It’s simple logic that when you take away the opportunity for a return on investment for property owners, those very property owners will cease to have incentive to provide quality housing, thus decreasing the supply and overall availability of housing. In effect, in an area where we so desperately need more affordable housing, we would have even less.

City officials and industry professionals also agree with this reasoning.

Santa Rosa Mayor John Sawyer was among group of public officials opposing this ordinance. “I don’t think it’s a solution to our housing problem,” said Sawyer, “I think this is creating a problem in the effort to trying to solve another one.”

Daniel Sanchez, director of government affairs for the North Bay Association of Realtors, agrees with Mayor Sawyer. “The likely result is that some landlords would get out of the rental business, reducing the number of rental units on the market at the time they’re needed most,” he said.

While the rent control portion of this bill may be missing the mark, it’s undeniable that renters should be able to feel secure with their occupancy.
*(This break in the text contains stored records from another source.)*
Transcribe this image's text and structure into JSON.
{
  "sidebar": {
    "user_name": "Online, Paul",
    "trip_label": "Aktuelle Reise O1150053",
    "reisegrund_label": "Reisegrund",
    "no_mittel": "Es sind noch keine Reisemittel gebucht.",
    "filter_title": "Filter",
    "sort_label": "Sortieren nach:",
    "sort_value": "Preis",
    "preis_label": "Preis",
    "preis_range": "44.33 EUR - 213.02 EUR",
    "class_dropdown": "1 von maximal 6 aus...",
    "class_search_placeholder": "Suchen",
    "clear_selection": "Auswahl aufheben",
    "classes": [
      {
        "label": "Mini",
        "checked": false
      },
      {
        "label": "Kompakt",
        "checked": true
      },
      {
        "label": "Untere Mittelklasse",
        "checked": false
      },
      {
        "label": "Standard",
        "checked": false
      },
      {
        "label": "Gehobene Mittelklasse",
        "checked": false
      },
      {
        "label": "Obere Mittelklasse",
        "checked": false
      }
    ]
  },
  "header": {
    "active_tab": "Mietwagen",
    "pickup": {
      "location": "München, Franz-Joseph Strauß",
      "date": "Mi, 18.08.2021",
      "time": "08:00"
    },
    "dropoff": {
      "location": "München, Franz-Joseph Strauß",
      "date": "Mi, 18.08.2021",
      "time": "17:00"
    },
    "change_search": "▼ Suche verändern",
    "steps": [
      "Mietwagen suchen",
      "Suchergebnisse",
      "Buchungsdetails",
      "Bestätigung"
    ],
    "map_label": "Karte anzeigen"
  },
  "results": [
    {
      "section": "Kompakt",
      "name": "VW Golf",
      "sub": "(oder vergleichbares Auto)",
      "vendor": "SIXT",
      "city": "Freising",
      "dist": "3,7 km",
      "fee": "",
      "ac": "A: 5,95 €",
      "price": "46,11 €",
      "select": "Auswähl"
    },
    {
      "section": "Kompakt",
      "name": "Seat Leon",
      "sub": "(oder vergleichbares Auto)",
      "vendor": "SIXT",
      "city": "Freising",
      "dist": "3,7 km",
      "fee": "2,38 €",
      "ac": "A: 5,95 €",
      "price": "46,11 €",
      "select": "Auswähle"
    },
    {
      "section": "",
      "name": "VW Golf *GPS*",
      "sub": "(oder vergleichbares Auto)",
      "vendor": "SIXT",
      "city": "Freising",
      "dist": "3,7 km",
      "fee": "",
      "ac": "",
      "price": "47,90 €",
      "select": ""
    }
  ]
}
The just-cause eviction policy is a bare necessity for Sonoma County tenants.

Pending approval, the ordinance would cover all rental properties in Santa Rosa. It would dictate that landlords provide adequate reasoning prior to evicting renters. Such fair reasons would include “habitual” nonpayment of rent, breach of contract, creating a nuisance or withdrawal from the housing market.

Sonoma County is currently facing the most dramatic housing crisis in decades. Vacancy rates are below one and a half percent, and homelessness has risen to over 10,000 people countywide.

Now, more than ever, it’s clear that what we need is more available housing. Rather than focusing on limiting the value of the housing we currently have, we should be investing in building new affordable housing.